Aside from Real Madrid, the pressure on Chelsea managers to achieve immediate success is effectively unrivalled in European football. Maurizio Sarri is the latest in the long line of coaches who’ve had to temper this expectation during Roman Abramovich’s reign at the West London club.
For England’s top teams, there are three domestic and one continental trophy up for grabs every season and, with the ruthless “fire and hire” culture in the Premier League, not winning any can sound the death knell for even the most ambitious coaches. Ultimately, Chelsea managers have to pay their way through a season and the only currency that the club’s hierarchy accepts is success.
Since a trophy-less season is akin to failure in the current climate, laying down a marker in his debut season will be top of Sarri’s checklist for a successful tenure. With Chelsea having to play in Europe’s secondary cup competition, Europa League success could be the foundation on which Sarri can build his legacy at Stamford Bridge.
Playing the Hand That’s Dealt
For a club that’s built its reputation as a “top-four” club for the last 15 years, it’s unfortunate that Chelsea has to suffer the ignominy of not competing in UEFA’s flagship competition this season. The gravitas that being in the Champions League has when trying to attract players cannot be underestimated, and is sure to have affected the clubs summer recruitment. Also, with stars like Eden Hazard and Thibaut Courtois seemingly angling for moves away, another season outside of the big time adds another level of difficulty to keeping the clubs more ambitious players.
Having said that, the fact is that Chelsea must deal with their new reality and make the most of the situation that they find themselves in. Hopefully, the lure of playing under Sarri, one of Europe’s most renowned tacticians, will help to attract the level of talent that fans have become accustomed to during Abramovich’s tenure as owner. With the clubs first summer recruit, Jorginho, already showcasing his worth in their pre-season friendlies, and links with moves for top-class talents like Wilfried Zaha, the lack of Champions League football may not be as bad as first thought. Also, with the club seemingly playing hardball when it comes to selling players, there is a chance that both Hazard and Courtois may still be in SW6 come the new season.
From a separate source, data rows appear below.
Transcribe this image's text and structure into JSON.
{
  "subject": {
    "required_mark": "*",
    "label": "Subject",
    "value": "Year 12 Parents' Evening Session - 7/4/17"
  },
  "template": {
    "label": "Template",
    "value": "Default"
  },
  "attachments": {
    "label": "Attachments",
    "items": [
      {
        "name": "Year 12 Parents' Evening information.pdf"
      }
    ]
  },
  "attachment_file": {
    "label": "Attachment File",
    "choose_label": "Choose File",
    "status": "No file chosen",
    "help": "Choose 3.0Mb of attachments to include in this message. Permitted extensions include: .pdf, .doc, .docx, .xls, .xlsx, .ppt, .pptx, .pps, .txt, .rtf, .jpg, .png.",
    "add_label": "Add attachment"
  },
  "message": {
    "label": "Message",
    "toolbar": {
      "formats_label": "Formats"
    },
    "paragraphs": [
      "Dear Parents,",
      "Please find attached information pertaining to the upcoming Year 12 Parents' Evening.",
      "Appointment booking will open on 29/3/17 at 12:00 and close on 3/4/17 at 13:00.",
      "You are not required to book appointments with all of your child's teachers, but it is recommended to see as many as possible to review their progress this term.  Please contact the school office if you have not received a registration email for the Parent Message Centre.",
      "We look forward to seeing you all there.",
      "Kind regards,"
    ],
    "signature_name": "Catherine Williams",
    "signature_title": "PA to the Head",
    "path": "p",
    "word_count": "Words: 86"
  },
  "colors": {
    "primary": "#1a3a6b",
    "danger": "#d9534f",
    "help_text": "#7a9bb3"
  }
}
Learning From Past Mistakes
The main criticism was levelled at Sarri during his time as head coach of Napoli was the lack of tangible success he achieved. In his 3 years in Naples, his team became the “nearly-men” of Serie A, where they consistently finished 2nd or 3rd behind seemingly perennial champions, Juventus. Now he’s at a club with greater financial resources, it’s his chance to add trophy winner to his managerial CV.
His reputation during his last season at Napoli was somewhat tarnished by the way he sent out weakened teams in the latter stages of the Europa League and Coppa Italia, in order to maintain their lead at the top of Serie A. These risks were subsequently found to be futile as Juventus pipped them to the title.
It is likely he has learnt his lesson from that failure and is unlikely to repeat that kind of behaviour whilst at Chelsea. Also, there is a definite feeling that doing something like that wouldn’t be tolerated by the club in any case. The expectation from the club’s point of view is that he will rotate where necessary to ensure the team can compete on all fronts.
Laying Down A Marker
In my view, trying to better the consistency of a team like Manchester City over a 38-game season may be an unachievable objective for a team like Chelsea, who are currently in a transitional phase. Therefore, a respectable top-four finish would be an ideal outcome in the Premier League. Chelsea would be better off targeting cup competitions, the domestic cups are a good place to start but asserting your dominance on the European stage is ideal for a statement of intent. Especially for a manager’s first season.
Overall, if Chelsea win a trophy under Sarri during his inaugural season then it will be considered a success. However, for it to mean anything, the Europa League is an obvious target. As the 3rd place teams from each Champions League group are entered into its round of 32 phase, it’s impossible to predict who Chelsea may face. But, if history can be relied on, most of them will be eminently beatable and may become a stepping stone to another Chelsea success story in Europe.
The Europa League is seen by many as inferior to the Champions League but ask any Chelsea fan whether it felt like that when Ivanovic’s 93rd-minute winner looped over Artur’s head on that historic night in Amsterdam…